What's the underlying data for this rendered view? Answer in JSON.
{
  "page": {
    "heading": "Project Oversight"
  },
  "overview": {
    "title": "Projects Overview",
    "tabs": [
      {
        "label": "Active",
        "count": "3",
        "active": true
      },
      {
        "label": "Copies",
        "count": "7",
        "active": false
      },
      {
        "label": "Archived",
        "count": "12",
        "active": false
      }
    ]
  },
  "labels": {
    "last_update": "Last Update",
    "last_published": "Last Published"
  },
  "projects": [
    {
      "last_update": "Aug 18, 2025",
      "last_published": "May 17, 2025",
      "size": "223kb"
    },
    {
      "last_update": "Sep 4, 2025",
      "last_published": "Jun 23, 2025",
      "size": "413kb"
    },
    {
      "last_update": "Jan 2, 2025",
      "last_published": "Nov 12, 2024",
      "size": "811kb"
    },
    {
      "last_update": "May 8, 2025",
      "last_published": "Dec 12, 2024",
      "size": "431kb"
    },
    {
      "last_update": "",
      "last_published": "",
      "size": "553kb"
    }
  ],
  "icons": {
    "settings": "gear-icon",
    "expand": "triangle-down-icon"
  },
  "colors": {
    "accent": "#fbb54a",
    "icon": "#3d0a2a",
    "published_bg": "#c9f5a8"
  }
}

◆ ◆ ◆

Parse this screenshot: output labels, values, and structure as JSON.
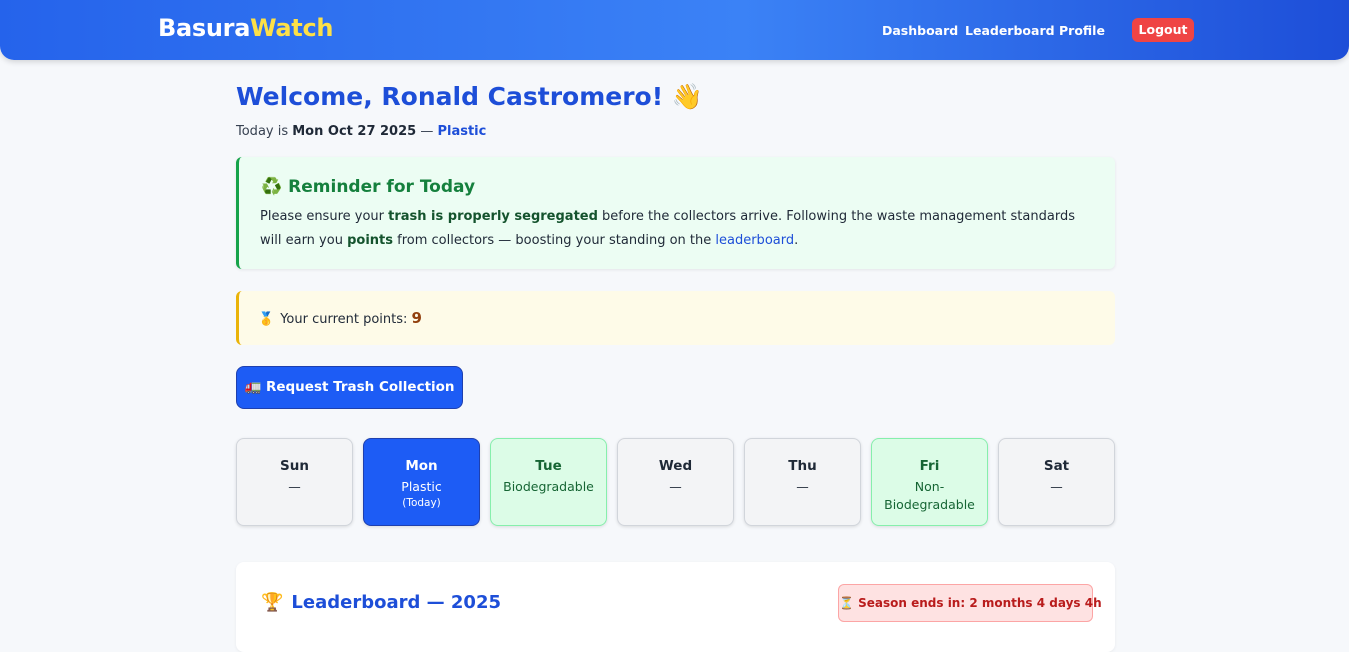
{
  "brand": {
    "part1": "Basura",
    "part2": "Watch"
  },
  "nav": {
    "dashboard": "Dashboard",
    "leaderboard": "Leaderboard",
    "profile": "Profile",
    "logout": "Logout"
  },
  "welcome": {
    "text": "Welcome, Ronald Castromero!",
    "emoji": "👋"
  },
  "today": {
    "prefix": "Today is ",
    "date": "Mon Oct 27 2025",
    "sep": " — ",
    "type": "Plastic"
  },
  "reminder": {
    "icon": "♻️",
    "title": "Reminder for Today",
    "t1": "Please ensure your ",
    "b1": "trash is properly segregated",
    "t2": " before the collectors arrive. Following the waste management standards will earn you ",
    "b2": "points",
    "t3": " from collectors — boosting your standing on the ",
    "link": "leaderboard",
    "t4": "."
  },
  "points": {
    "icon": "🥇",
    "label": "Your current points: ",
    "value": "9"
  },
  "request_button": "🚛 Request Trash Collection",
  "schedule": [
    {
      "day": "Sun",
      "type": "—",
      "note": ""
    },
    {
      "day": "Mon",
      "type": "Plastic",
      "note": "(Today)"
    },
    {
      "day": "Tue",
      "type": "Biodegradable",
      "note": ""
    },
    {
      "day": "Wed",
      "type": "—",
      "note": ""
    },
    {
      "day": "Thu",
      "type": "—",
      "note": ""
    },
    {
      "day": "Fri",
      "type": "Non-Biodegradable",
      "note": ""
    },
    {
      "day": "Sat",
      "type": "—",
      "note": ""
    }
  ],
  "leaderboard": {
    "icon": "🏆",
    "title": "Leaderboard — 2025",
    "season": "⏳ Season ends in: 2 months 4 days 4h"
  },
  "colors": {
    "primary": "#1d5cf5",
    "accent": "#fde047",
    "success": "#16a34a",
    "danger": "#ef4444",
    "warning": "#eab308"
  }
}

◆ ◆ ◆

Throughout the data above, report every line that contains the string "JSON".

What's the underlying data for this rendered view? Answer in JSON.
Parse this screenshot: output labels, values, and structure as JSON.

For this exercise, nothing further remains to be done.